Dhe Quirimba Island in the north of Mozambique is an idyllic piece of earth: six kilometers long, two kilometers wide, washed by the Indian Ocean. The white sandy beaches and coconut trees look like something out of a travel brochure. But the impression is deceptive. The German coconut farmer Rainer Gessner said on the phone that visitors had not come for a long time. Even friends no longer dared to go to the island. “Tourism here is completely broken.” The Quirimba Archipelago is located in the province of Cabo Delgado, where terrorist groups have been spreading fear and terror for three years. Little is reported about it outside the country.
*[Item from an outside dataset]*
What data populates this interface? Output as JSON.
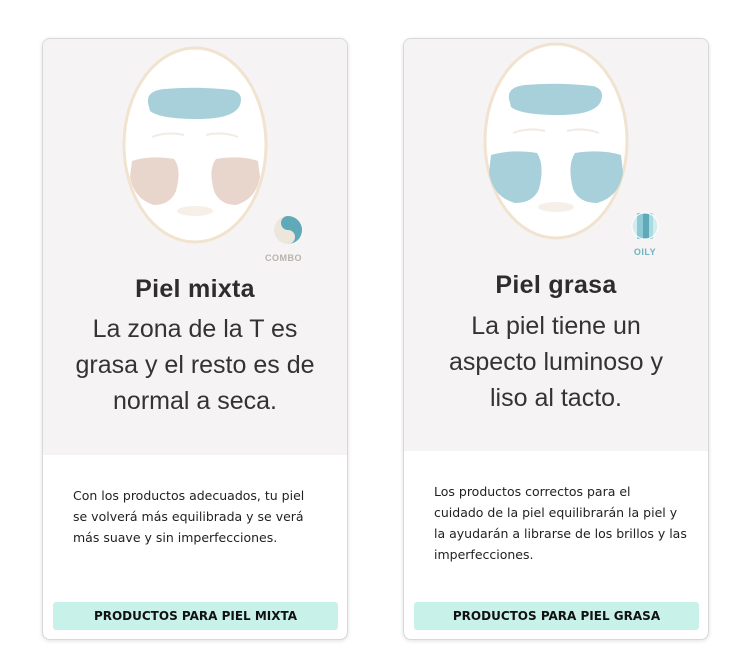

Last week, however, a report caused international horror: According to media reports, armed attackers had beheaded more than fifty young men on a soccer field in the village of Muatide in the Muidumbe district. UN Secretary General António Guterres spoke of “shocking reports of massacres, beheadings and kidnappings of women and children”. He appealed to the Moçambiquan government to investigate the atrocity and hold the perpetrators accountable.